(NaturalNews) It may sound a little strange, but sometimes going to the doctor can worsen your health.
To wit: A new survey revealed that numerous medical students and residents went to work with flu-like symptoms, potentially spreading contagious bacteria to their patients and others they came in contact with.
The research, led by Dr. Anupam Jena, a senior resident at Massachusetts General Hospital in Boston, found that half of 150 Illinois resident physicians said they had gone to work sick over the previous year. One in six reported to work three or more times, the survey found.
That may be good for repeat business, but in health terms, it's a terrible idea.
The excuse these physicians-in-training gave is that they felt an obligation to colleagues and patients, Jena explained.
But it's far from clear whether such a noble gesture is a smart gesture, even if a given doctor is more familiar with his or her patient, Reuters Health reported.
"They're less productive and more likely to make errors," Jena said. "And they can transmit the disease to somebody else."
Heavy requirements, long hours mean med students can't miss much time
Only last year, for instance, a doctor who came to work sick was responsible for launching a small outbreak of norovirus at Massachusetts General, where Jena works. Several staff and resident physicians wound up with diarrhea and the unit affected was forced to reduce staff for several days.
As a result, Mass General implemented rules to keep healthcare workers from reporting to work if they are contagious, as have other hospitals.
"The main question is whether those policies are being enforced," Jena told Reuters Health.
It's a worthwhile question. Anyone who has ever been to med school or around a med school knows that physicians in training are more often than not treated like rented mules. Their workloads are incredible; besides attending classes and studying for exams, they must put in 10-12 hours a day in some programs taking care of patients doing clinical rotations - where they actually learn their craft.
Jena's survey, which was conducted in this year and recently published in the Archives of Internal Medicine, is based solely on the Illinois survey. However, the "presenteeism" (working while sick) rate is similar to an earlier survey done by Jena and colleagues at hospitals around the country.
"When residents fall sick, there are a large group of residents that can fill in," said Jena. "When you are in private practice and you become sick, you don't have a pool of physicians that you can draw on to cover for you."
Dr. Deborah Grady, the journal's editor, in commenting on the new report, described a recent meeting with a resident of hers. She said while he was usually energetic and happy, he looked "as if he had lost his last friend."
She said he had diagnosed himself with an upper respiratory infection but still chose to go into work though feeling "terrible."

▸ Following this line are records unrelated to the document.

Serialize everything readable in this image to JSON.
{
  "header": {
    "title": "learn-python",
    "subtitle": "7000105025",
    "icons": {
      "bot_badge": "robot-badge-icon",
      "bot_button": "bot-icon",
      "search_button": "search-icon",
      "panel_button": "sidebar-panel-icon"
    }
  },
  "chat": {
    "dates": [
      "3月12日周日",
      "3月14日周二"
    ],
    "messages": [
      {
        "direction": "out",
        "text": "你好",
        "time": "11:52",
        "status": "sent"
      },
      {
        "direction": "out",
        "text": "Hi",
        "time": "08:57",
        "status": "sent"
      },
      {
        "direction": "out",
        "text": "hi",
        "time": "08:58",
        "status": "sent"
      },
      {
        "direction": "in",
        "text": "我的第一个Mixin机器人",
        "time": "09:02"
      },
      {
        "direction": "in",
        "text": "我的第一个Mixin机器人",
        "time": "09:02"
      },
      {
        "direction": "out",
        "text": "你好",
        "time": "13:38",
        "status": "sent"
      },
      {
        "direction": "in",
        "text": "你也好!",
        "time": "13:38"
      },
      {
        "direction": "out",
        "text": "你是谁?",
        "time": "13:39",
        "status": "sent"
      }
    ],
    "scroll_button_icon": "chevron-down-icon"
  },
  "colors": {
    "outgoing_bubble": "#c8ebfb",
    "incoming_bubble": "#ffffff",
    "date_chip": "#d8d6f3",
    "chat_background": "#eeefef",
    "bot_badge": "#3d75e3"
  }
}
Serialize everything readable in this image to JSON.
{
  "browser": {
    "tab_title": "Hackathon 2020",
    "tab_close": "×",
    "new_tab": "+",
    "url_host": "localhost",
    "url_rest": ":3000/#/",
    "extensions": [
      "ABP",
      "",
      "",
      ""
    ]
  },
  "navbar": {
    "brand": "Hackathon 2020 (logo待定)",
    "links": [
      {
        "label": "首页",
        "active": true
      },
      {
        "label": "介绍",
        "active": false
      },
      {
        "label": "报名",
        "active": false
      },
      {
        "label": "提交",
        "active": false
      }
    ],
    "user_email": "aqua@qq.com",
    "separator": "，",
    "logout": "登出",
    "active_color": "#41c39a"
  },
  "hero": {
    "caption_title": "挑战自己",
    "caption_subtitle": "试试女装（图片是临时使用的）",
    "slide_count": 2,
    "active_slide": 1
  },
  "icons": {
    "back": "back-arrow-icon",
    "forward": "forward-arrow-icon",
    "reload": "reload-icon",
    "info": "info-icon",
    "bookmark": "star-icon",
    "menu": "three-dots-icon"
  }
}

"Working while sick may demonstrate an admirable sense of responsibility to patients and colleagues," she wrote, "but clinicians also need to worry about the real danger of infecting vulnerable patients as well as colleagues and staff."
Forced to work while sick - sort of
Hospital officials may outwardly feel that way, but if you ask most healthcare employees, they're likely to tell you that there is a stigma about calling in sick, simply because they know if they don't come in to work - sick or not - there might not be enough staff to take care of patients.
CareerBuilder.com reported in November 2010 that food service workers and nurses were often forced to work while sick. The jobs website reported that many hospitals that require nurses to call in sick when they are ill also have policies requiring them to be written up if they do call in - a classic Catch 22.
In addition, the Kansas City Star reported in the summer of 2010 that the American Medical Association "published the findings of a survey of 537 medical residents from around the country, in which 57 percent of residents said they had worked while sick," said the report.